THE TASK: Would you go through the records below and copy each line with the string "JSON"?

Web page and app entries
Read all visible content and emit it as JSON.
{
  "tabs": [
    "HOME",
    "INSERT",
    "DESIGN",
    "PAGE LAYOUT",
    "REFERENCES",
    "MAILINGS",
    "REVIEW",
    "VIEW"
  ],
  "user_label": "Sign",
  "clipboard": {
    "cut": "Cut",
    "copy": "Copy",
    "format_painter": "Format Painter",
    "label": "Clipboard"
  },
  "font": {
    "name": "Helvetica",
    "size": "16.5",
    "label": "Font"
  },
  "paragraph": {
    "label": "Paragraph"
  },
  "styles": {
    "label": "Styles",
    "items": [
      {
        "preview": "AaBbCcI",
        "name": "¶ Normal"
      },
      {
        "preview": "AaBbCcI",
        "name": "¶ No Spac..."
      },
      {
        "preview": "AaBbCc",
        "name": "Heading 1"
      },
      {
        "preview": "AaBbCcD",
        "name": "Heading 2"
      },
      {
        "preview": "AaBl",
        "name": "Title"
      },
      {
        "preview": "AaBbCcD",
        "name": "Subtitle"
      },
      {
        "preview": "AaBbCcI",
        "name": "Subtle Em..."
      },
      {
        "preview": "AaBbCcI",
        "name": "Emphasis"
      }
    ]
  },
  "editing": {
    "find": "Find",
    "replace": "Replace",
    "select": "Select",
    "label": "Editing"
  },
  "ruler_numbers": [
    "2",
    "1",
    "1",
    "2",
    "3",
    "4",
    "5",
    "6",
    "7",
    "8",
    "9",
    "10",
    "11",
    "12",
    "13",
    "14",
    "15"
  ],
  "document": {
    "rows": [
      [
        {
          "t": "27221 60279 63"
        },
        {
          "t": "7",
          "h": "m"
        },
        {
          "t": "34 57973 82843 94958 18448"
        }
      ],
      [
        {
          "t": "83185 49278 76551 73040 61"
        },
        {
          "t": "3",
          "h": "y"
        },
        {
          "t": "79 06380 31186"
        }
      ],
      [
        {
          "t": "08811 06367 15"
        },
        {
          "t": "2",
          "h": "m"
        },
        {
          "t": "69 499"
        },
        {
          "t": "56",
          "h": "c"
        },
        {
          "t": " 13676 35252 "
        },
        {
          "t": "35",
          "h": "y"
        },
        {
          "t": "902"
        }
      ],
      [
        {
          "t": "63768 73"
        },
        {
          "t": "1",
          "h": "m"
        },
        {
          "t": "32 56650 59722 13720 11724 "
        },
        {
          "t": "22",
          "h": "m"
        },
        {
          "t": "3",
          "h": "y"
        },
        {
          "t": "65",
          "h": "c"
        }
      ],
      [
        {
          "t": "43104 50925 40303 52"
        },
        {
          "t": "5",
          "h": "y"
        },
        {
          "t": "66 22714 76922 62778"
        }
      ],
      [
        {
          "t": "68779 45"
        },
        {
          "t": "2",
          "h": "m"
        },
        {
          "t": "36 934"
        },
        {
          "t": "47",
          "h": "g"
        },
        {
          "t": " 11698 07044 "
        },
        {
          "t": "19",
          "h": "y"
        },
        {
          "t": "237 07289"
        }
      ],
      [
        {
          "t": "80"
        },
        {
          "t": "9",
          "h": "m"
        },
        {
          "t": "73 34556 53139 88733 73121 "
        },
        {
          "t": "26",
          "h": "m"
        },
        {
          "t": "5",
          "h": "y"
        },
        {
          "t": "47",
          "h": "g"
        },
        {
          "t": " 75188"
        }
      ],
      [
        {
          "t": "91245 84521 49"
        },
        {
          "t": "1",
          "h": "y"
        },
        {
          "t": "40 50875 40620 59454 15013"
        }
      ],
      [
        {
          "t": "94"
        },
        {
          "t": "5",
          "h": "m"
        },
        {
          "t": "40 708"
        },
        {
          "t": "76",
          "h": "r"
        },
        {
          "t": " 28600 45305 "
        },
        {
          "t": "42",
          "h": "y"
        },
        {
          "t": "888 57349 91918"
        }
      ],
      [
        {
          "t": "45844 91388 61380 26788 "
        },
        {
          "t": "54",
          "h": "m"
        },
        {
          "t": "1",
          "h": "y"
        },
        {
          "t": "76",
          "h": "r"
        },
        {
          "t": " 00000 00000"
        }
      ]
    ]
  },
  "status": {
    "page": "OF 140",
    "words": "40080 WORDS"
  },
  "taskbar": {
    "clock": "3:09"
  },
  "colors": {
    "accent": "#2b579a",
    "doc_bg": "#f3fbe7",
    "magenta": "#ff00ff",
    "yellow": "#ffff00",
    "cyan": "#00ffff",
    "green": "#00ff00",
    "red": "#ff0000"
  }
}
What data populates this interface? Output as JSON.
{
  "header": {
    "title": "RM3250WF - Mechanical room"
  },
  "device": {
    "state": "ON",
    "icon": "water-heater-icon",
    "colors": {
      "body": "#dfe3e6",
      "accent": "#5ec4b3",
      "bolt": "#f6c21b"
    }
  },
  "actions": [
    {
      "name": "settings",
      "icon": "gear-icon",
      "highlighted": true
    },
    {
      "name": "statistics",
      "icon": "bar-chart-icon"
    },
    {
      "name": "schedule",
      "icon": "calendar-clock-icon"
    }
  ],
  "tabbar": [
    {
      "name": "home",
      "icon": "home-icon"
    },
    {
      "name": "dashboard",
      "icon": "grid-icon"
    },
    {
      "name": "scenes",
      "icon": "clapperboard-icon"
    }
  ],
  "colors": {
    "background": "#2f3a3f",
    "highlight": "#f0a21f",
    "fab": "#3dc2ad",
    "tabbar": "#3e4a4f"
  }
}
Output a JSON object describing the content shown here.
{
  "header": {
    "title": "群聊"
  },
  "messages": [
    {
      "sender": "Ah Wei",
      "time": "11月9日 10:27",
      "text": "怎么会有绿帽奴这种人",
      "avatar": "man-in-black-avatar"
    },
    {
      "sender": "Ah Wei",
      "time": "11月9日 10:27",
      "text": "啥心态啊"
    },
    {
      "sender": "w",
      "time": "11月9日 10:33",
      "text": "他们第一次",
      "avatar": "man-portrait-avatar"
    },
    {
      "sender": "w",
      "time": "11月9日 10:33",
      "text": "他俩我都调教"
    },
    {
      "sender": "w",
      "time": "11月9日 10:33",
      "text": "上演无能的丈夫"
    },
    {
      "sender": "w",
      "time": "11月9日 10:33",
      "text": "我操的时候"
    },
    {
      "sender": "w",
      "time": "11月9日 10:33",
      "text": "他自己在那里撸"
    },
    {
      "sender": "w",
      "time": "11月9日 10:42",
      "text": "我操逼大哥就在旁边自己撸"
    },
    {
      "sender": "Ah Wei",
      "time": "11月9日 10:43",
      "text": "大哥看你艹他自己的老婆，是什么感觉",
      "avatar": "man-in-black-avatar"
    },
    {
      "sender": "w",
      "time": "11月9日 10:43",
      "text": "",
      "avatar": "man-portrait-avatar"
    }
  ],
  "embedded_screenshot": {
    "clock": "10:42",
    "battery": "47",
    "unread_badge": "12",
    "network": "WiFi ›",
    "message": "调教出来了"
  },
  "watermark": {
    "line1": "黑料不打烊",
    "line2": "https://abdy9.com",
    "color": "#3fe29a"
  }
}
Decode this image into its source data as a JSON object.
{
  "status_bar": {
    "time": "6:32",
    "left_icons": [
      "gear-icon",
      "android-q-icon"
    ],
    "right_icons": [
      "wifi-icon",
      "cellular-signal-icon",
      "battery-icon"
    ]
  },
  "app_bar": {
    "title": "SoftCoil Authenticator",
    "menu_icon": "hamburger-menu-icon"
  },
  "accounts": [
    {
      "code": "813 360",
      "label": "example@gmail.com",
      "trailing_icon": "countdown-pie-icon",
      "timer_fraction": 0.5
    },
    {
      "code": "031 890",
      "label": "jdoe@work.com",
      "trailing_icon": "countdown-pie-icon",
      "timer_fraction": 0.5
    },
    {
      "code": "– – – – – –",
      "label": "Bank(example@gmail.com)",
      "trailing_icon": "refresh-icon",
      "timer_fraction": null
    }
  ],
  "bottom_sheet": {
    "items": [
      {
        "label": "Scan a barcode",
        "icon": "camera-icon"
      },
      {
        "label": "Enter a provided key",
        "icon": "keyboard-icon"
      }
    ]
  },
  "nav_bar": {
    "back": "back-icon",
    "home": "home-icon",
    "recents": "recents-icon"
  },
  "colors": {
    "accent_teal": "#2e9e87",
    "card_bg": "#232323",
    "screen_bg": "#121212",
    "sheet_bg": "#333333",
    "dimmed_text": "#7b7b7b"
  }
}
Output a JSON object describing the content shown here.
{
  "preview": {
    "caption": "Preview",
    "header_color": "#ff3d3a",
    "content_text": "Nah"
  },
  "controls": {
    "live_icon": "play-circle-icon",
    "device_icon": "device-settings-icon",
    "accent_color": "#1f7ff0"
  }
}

WRITTEN ANSWER:
Read all visible content and emit it as JSON.
What data populates this interface? Output as JSON.
Output a JSON object describing the content shown here.
Decode this image into its source data as a JSON object.
Output a JSON object describing the content shown here.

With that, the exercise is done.